On 17 November, 1882, he was knighted and appointed an Ordinary Member of the Second Class, or Knight Commander, in the Military Division of the Order of the Bath (K.C.B.).[4] To June 1885, when he became vice-admiral, he was superintendent of naval reserves, and was then for nearly four years again a lord commissioner of the admiralty. From March 1889 he was commander-in-chief in the Mediterranean till 20 June 1891, when he was promoted to the rank of Admiral, vice Somerset,[5] and was appointed Senior Naval Lord of the Admiralty.

In accordance with the provisions of the Order in Council of 22 February, 1870, he was placed on the Retired List on 1 September, 1893.[6] He was appointed an Ordinary Member of the First Class, or Knight Grand Cross, in the Military Division of the Order of the Bath (G.C.B.) on 17 November.[7] In his retirement he lived mostly in London, taking much interest in naval and geographical societies till his death, which took place at Capel, near Dorking, on 21 June 1901. He was buried at North Perrott, when the king and the admiralty were officially represented. His portrait was executed by Henry Tanworth Wells, R.A., in 1901 for Grillion's Club. A caricature by "Spy" appeared in Vanity Fair during 1883.

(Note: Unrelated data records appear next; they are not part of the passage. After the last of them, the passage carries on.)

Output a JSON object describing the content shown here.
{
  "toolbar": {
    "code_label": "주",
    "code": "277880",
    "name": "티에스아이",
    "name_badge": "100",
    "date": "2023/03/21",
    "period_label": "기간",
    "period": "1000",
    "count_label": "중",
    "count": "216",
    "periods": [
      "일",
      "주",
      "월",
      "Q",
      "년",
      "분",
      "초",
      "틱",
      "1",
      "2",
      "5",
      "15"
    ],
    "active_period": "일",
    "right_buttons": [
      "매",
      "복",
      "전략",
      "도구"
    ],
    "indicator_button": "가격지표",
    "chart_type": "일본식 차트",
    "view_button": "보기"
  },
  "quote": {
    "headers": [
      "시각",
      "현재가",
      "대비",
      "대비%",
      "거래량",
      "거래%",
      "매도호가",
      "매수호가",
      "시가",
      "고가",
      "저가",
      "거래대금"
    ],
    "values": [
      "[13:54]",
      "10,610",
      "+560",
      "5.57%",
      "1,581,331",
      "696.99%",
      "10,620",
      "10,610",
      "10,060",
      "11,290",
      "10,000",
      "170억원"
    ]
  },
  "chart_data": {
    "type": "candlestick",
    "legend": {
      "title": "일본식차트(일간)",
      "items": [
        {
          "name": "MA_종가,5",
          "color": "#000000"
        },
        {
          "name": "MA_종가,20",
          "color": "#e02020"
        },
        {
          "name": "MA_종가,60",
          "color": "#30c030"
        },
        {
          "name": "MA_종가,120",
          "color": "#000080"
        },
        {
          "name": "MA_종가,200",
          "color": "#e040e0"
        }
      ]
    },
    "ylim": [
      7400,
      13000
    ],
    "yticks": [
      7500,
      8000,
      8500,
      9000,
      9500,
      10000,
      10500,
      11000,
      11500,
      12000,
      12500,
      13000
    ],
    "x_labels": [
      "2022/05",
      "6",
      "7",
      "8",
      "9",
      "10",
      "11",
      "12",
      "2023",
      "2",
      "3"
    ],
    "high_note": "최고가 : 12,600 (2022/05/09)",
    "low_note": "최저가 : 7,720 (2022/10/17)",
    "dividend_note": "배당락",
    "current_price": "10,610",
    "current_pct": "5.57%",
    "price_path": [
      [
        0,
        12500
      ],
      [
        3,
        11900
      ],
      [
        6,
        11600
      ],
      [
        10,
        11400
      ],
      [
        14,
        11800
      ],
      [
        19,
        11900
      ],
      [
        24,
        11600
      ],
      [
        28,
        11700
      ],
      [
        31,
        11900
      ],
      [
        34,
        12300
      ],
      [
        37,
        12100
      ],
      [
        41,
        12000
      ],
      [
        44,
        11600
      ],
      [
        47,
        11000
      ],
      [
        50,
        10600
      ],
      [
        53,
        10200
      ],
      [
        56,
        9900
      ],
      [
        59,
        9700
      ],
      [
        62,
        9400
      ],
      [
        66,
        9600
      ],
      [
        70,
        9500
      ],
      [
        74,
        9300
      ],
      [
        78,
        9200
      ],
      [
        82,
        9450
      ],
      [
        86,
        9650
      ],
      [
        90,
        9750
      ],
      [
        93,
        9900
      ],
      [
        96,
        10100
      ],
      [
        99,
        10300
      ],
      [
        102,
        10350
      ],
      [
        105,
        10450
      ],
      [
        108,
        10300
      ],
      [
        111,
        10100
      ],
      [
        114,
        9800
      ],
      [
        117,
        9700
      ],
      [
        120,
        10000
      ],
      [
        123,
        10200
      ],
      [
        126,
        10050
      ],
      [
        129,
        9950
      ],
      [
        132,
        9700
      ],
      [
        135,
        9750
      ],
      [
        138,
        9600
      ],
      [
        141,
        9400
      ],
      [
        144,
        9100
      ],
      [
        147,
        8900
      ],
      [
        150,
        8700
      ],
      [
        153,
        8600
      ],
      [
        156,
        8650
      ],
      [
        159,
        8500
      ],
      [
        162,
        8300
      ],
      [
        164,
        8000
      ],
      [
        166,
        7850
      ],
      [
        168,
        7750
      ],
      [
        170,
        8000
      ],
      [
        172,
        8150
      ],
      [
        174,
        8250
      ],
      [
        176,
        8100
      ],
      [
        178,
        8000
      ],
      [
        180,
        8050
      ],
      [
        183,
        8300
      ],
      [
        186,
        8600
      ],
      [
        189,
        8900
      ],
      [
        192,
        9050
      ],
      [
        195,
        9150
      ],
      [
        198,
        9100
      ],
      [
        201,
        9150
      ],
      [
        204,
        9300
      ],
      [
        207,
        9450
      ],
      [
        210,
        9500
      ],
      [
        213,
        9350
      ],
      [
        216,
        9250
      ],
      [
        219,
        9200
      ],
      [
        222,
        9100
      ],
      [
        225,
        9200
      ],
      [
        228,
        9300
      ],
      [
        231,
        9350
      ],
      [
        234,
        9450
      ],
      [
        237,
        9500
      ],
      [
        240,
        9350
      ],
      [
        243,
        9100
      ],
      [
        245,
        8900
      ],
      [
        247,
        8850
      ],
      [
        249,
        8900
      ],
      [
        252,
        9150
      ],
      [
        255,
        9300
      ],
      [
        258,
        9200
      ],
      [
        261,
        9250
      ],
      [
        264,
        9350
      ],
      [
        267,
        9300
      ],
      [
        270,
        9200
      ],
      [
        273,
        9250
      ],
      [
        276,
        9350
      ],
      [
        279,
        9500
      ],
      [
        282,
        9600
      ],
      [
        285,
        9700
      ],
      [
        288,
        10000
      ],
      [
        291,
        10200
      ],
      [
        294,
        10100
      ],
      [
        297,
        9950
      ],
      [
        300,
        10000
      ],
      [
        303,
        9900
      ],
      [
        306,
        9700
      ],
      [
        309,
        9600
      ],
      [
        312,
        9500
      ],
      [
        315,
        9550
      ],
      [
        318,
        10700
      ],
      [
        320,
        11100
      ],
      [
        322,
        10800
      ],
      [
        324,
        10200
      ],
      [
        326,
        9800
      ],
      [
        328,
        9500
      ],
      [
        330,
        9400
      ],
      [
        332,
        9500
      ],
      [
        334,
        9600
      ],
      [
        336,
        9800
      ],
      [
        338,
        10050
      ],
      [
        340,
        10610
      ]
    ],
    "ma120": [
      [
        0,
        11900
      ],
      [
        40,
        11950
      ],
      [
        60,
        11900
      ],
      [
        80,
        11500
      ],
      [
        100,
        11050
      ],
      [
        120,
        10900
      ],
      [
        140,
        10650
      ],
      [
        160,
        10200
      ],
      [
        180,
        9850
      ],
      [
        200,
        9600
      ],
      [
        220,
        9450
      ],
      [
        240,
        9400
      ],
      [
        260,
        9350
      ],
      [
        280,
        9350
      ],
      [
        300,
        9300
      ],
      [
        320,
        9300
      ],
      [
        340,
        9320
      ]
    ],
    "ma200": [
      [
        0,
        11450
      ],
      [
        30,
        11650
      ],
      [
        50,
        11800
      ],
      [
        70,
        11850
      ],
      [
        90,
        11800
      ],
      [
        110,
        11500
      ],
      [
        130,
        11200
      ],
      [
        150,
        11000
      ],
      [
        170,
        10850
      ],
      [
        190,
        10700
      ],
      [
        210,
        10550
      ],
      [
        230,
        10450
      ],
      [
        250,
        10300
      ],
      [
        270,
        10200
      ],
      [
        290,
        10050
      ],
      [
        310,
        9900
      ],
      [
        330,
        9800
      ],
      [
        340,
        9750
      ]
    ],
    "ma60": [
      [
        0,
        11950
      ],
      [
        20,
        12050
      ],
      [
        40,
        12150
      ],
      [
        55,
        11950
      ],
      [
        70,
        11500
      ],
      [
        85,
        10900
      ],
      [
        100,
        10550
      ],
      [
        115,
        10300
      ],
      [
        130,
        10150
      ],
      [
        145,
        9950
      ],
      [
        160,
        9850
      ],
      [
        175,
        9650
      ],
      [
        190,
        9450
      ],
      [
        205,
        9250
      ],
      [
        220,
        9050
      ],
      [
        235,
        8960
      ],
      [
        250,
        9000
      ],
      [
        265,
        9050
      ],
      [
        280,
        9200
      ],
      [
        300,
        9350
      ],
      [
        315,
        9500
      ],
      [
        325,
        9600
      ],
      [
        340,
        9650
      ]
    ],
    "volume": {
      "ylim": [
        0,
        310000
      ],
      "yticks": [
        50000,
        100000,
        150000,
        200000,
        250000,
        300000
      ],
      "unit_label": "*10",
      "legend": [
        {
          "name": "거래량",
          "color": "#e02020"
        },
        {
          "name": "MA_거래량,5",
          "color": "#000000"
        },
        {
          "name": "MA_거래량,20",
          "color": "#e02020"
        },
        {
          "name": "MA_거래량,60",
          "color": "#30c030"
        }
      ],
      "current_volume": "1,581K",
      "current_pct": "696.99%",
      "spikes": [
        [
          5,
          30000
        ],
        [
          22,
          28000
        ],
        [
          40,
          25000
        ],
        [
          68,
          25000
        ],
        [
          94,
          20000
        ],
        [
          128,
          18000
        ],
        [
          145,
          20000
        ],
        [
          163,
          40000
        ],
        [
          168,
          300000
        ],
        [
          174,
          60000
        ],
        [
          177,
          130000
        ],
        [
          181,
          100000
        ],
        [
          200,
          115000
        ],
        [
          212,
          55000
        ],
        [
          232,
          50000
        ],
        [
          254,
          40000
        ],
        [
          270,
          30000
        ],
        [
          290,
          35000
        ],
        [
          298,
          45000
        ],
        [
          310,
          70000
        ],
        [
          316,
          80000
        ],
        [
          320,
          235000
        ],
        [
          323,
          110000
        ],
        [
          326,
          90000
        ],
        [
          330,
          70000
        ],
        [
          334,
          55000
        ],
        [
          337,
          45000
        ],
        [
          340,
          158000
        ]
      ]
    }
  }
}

Stern, strict, and even severe in his service relations, he was in his private and personal character one of the most genial of men.

He married, on 27 Oct. 1865, Dorothea Ann Eliza, second daughter of the Rev. Sir George Stamp Robinson, seventh baronet. She died on 7 Oct. 1901, without issue.

See Also

Bibliography

  • "Admiral Sir Anthony Hoskins" (Obituaries). The Times. Saturday, 22 June, 1901. Issue 36488, col D, p. 9.
  • Gordon, Andrew (2005). The Rules of the Game: Jutland and British Naval Command. London: John Murray (Publishers). ISBN 0719561310. (on Amazon.com and Amazon.co.uk).

Service Records

Footnotes

  1. Clowes. The Royal Navy. Vol. VI. pp. 345-6.
  2. The London Gazette: no. 24413. p. 502. 2 February, 1877.
  3. The London Gazette: no. 24467. p. 3497. 2 June, 1877.
  4. The London Gazette: no. 25169. p. 5166. 17 November, 1882.
  5. The London Gazette: no. 26174. p. 3300. 23 June, 1891.
  6. The London Gazette: no. 26438. p. 5057. 5 September, 1893.
  7. The London Gazette: no. 26459. p. 6423. 17 November, 1893.
  8. Clowes. The Royal Navy. Vol. VII. p. 89.
  9. Clowes. The Royal Navy. Vol. VII. p. 89.
  10. Hoskins Service Record. The National Archives. ADM 196/36. f. 634.
  11. The Naval Staff of the Admiralty. p. 119.
  12. Clowes. The Royal Navy. Vol. VII. p. 87.
  13. The Naval Staff of the Admiralty. p. 118.